**What you are asked to do**
From the entries below, gather each line containing the word "Clicked".

Start of Records shown

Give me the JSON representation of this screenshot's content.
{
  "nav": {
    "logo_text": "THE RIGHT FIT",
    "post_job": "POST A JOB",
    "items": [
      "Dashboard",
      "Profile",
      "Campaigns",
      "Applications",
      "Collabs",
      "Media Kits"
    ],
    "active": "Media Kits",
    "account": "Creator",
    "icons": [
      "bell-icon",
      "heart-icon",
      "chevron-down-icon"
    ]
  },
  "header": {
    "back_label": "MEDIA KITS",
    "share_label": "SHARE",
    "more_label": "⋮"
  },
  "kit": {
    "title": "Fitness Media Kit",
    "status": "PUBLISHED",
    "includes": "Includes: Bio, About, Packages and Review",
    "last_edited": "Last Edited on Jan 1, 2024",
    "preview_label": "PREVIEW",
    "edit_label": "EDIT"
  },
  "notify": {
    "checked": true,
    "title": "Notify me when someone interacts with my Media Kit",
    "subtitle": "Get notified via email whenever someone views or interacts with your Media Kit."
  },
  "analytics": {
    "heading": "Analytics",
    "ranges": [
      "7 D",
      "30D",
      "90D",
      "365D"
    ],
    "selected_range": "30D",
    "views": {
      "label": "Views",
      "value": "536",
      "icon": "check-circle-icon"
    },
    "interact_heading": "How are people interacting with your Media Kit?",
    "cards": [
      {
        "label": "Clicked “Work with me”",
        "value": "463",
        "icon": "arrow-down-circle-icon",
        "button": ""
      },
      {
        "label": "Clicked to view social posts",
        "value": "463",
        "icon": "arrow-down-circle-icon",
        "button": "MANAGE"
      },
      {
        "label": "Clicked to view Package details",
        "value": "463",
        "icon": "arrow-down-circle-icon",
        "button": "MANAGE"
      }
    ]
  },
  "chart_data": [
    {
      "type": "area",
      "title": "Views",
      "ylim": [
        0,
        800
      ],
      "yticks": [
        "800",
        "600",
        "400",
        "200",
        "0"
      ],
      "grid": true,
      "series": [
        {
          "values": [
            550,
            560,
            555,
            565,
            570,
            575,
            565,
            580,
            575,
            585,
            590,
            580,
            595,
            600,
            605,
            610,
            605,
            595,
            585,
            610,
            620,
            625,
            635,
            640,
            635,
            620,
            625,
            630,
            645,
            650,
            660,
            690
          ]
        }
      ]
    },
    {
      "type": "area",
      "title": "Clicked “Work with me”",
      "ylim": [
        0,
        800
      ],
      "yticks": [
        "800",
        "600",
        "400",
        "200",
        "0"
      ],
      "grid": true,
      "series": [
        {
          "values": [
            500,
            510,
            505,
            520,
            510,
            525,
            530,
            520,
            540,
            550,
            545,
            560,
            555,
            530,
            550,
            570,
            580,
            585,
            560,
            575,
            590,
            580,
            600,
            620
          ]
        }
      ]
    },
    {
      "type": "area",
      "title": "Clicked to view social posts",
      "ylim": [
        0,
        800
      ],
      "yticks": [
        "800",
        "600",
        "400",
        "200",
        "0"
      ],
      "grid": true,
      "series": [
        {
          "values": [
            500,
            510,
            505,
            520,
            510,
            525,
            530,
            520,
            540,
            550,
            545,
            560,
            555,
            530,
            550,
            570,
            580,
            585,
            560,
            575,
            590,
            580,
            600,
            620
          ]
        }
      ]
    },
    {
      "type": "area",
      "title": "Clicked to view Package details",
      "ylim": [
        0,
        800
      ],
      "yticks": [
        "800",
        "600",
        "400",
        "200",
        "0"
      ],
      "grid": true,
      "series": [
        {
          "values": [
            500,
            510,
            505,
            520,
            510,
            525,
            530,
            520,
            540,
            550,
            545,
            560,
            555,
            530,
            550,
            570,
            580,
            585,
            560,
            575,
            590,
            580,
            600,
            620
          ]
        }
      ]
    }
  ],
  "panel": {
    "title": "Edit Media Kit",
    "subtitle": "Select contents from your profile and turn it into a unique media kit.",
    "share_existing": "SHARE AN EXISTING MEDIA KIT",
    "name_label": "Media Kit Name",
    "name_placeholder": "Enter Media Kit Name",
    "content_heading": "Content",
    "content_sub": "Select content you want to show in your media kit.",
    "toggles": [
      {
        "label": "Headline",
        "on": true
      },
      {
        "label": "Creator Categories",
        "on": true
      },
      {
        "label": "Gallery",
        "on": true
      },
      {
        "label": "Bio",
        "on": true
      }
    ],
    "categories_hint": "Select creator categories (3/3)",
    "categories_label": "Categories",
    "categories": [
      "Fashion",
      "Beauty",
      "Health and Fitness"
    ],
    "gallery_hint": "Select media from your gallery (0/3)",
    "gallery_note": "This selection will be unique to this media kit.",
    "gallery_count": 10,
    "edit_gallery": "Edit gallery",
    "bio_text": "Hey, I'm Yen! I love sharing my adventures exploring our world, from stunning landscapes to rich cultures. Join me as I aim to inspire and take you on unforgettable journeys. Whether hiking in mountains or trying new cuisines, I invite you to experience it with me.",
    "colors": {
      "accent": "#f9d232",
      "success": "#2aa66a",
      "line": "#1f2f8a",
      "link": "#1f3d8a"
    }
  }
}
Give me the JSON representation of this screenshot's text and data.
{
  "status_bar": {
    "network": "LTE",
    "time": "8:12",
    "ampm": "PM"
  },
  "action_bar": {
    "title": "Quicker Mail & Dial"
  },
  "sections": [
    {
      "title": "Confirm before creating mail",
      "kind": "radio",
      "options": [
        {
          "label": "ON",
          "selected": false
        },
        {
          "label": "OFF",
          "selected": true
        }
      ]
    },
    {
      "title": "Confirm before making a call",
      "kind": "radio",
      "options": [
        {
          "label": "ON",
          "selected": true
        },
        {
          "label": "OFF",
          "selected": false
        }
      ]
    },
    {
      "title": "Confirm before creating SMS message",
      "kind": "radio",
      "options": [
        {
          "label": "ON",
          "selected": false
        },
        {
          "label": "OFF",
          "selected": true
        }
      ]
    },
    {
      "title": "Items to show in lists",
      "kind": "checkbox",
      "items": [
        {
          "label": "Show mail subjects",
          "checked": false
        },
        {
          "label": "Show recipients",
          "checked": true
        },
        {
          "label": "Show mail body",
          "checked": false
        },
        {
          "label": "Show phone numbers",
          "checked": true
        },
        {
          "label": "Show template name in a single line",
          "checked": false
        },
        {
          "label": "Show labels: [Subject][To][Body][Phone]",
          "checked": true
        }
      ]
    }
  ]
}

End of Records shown

**Your response**
        "label": "Clicked “Work with me”",
        "label": "Clicked to view social posts",
        "label": "Clicked to view Package details",
      "title": "Clicked “Work with me”",
      "title": "Clicked to view social posts",
      "title": "Clicked to view Package details",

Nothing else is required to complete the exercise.